To do - Every line that contains "manager" must be located and copied from the data.

Dataset rows for apps and sites:
++++++++

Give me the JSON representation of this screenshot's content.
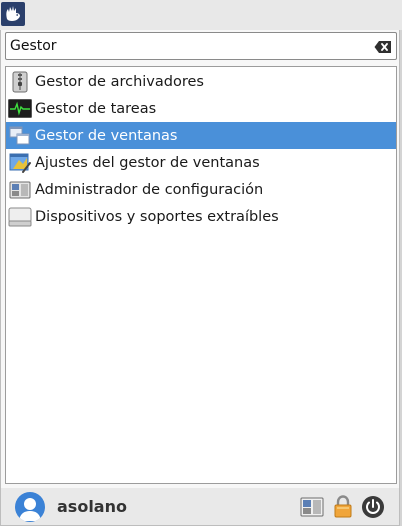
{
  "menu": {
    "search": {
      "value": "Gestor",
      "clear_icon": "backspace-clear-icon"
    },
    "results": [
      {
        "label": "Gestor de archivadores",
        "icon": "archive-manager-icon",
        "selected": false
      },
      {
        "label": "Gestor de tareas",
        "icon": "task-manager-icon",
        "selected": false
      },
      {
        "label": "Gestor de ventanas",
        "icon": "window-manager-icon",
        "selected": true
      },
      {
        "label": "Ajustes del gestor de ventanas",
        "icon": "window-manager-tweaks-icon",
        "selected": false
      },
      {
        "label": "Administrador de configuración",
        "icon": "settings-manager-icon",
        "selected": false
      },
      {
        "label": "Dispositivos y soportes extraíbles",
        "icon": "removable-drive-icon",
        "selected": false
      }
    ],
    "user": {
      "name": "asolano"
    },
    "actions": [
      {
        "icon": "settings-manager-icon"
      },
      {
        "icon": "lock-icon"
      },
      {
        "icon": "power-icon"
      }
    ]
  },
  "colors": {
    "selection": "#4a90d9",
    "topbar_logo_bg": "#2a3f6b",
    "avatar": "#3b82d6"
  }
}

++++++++

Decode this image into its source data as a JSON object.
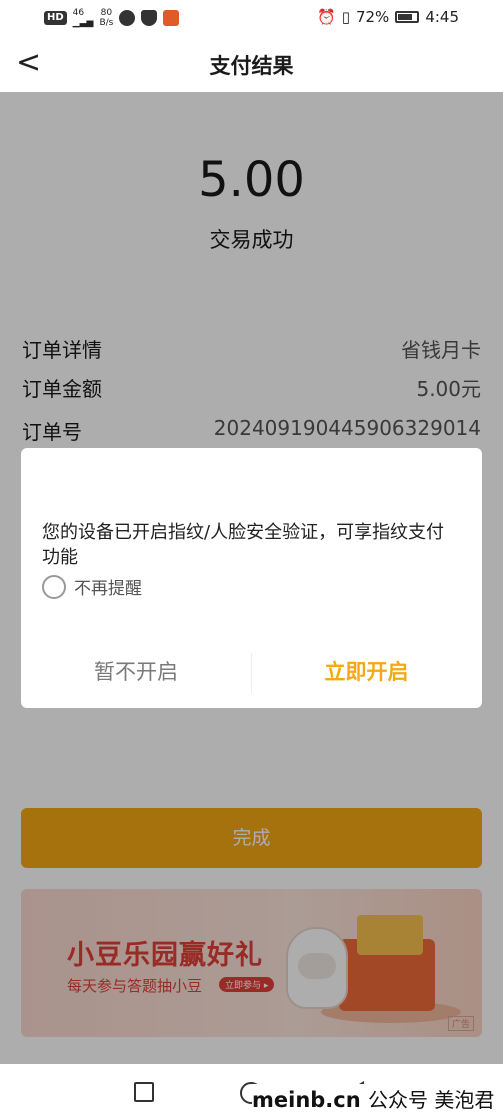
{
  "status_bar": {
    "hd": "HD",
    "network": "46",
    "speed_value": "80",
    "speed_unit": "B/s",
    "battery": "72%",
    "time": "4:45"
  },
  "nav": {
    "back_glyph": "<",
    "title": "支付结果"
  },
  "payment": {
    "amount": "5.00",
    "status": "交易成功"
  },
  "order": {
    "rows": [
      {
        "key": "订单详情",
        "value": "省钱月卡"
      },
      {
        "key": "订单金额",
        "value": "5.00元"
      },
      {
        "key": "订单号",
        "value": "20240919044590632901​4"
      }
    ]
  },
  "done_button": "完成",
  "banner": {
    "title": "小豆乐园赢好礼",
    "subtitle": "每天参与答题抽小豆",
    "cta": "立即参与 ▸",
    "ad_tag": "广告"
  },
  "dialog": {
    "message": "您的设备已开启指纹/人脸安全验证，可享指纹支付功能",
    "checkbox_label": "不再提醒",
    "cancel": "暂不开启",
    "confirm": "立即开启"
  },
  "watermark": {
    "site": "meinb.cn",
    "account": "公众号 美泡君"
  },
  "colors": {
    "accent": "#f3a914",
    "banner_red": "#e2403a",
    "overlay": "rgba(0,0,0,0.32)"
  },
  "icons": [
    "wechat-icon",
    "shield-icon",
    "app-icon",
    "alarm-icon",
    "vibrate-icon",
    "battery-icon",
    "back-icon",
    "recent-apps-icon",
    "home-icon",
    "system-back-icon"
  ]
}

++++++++

Response -
        "icon": "archive-manager-icon",
        "icon": "task-manager-icon",
        "icon": "window-manager-icon",
        "icon": "window-manager-tweaks-icon",
        "icon": "settings-manager-icon",
        "icon": "settings-manager-icon"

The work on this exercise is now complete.